J.P. Dutta’s fixation with Indian battles and wars stems from a personal tragedy. He lost his brother, an Indian Air Force pilot, in the line of military duty for India, and mourns him. The loss is always in his memory, and it is for the honour he pays to thousands of such mourners across the country, that Dutta has made Hindi films on so many conflicts with our neighbours. He is a good military historian who researches his projects thoroughly, but war has now become an obsessive conviction with him, and he seems trapped in a no man’s land from which he might struggle to escape.
One of the consequences of a war obsession is to demean the enemy, and, unfortunately, that is what the director does to the Chinese People’s Liberation Army (PLA) which was locked eyeball to eyeball with an Indian battalion across the Nathu La pass in Sikkim in 1967.
As ‘Paltan’ begins, many officers in the Indian Army Post are smarting from the defeat of 1962, and are itching for a re-match. They are led by a gung ho commanding Officer, Lt.Colonel Rai Singh Yadav (Arjun Rampal) who claims to have met Field Marshall Montgomery while on training in England. He also says that he has read Chairman Mao’s ‘Little Red Book’ and that it has helped him understand the inscrutable Chinese military mind. He has plans for them, and they don’t include speaking softly and carrying a big stick. In fact, quite the opposite.
The first half of ‘Paltan’ is about shouting matches between the two sides across the border. On each occasion, the encounters begin with aggressive words and gestures, and then end with a form of reconciliation, when both sides part with the words: “Hindi-Cheeni-Bhai-Bhai”. On the Indian side is the flag, and on the China side is a huge cut-out of Chairman Mao that looks uncannily like a movie poster.
With a Major General (Jackie Shroff) egging him on from HQ, Lt. Col Yadav decides to up the ante. He stages several mock drills, before quickly setting up a wired fence on the Indian side of the border. This is interpreted as a hostile gesture by the Chinese and they come swarming down to confront the Indian battalion. During an exchange of angry words, one of the Indian officers knocks the Chinese Commissar down to the ground. This is the trigger to the battle, but it has clearly been stage managed by the Lt. Colonel.
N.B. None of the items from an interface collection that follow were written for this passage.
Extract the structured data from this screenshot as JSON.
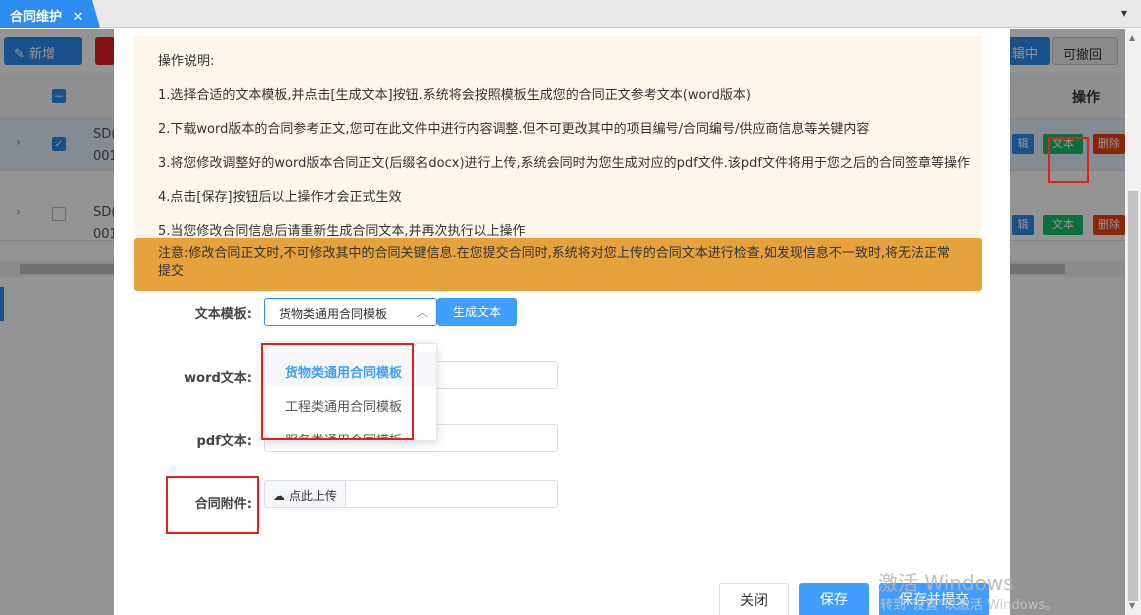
{
  "tabs": {
    "active_label": "合同维护",
    "close_glyph": "✕",
    "menu_glyph": "▾"
  },
  "background": {
    "toolbar": {
      "new_label": "新增",
      "right_btn1": "辑中",
      "right_btn2": "可撤回"
    },
    "table": {
      "op_header": "操作"
    },
    "rows": [
      {
        "code_line1": "SD(",
        "code_line2": "001",
        "edit": "辑",
        "text": "文本",
        "del": "删除"
      },
      {
        "code_line1": "SD(",
        "code_line2": "001",
        "edit": "辑",
        "text": "文本",
        "del": "删除"
      }
    ]
  },
  "notice": {
    "title": "操作说明:",
    "lines": [
      "1.选择合适的文本模板,并点击[生成文本]按钮.系统将会按照模板生成您的合同正文参考文本(word版本)",
      "2.下载word版本的合同参考正文,您可在此文件中进行内容调整.但不可更改其中的项目编号/合同编号/供应商信息等关键内容",
      "3.将您修改调整好的word版本合同正文(后缀名docx)进行上传,系统会同时为您生成对应的pdf文件.该pdf文件将用于您之后的合同签章等操作",
      "4.点击[保存]按钮后以上操作才会正式生效",
      "5.当您修改合同信息后请重新生成合同文本,并再次执行以上操作"
    ],
    "warning": "注意:修改合同正文时,不可修改其中的合同关键信息.在您提交合同时,系统将对您上传的合同文本进行检查,如发现信息不一致时,将无法正常提交"
  },
  "form": {
    "template_label": "文本模板:",
    "template_value": "货物类通用合同模板",
    "generate_label": "生成文本",
    "word_label": "word文本:",
    "pdf_label": "pdf文本:",
    "attachment_label": "合同附件:",
    "upload_label": "点此上传",
    "dropdown_options": [
      "货物类通用合同模板",
      "工程类通用合同模板",
      "服务类通用合同模板"
    ]
  },
  "footer": {
    "close_label": "关闭",
    "save_label": "保存",
    "submit_label": "保存并提交"
  },
  "watermark": {
    "line1": "激活 Windows",
    "line2": "转到\"设置\"以激活 Windows。"
  },
  "colors": {
    "primary": "#409eff",
    "warning": "#e6a23c",
    "notice_bg": "#fdf6ec",
    "highlight": "#e02020"
  }
}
JP Dutta loves landscapes, particular Rajasthani ones, which practically function as a character in his many films set in the desert. Here, thousands of feet high, the scenario is as stark, and there is ample opportunity for panoramic shots of the plateau and the mountains. It is a pity that so many soldiers die amidst such stunning natural beauty, and the director illustrates this sentiment with an astonishing scene of a row of funeral pyres dotting the skyline after battle.
Frankly, the first half of the film, which is all about political manoeuvring between the forces, is a bore. All we see are loud verbal duels. The movie picks up well after the interval, when talking is replaced by conflict on the ground. As Chairman Mao once said in his infamous ‘Little Red Book’ : “ Politics is war without blood, while war is politics with blood”
After the fighting starts, the pointlessness of human lives lost is emphasised. Though, in a JP Dutta film, this refers only to Indian lives lost.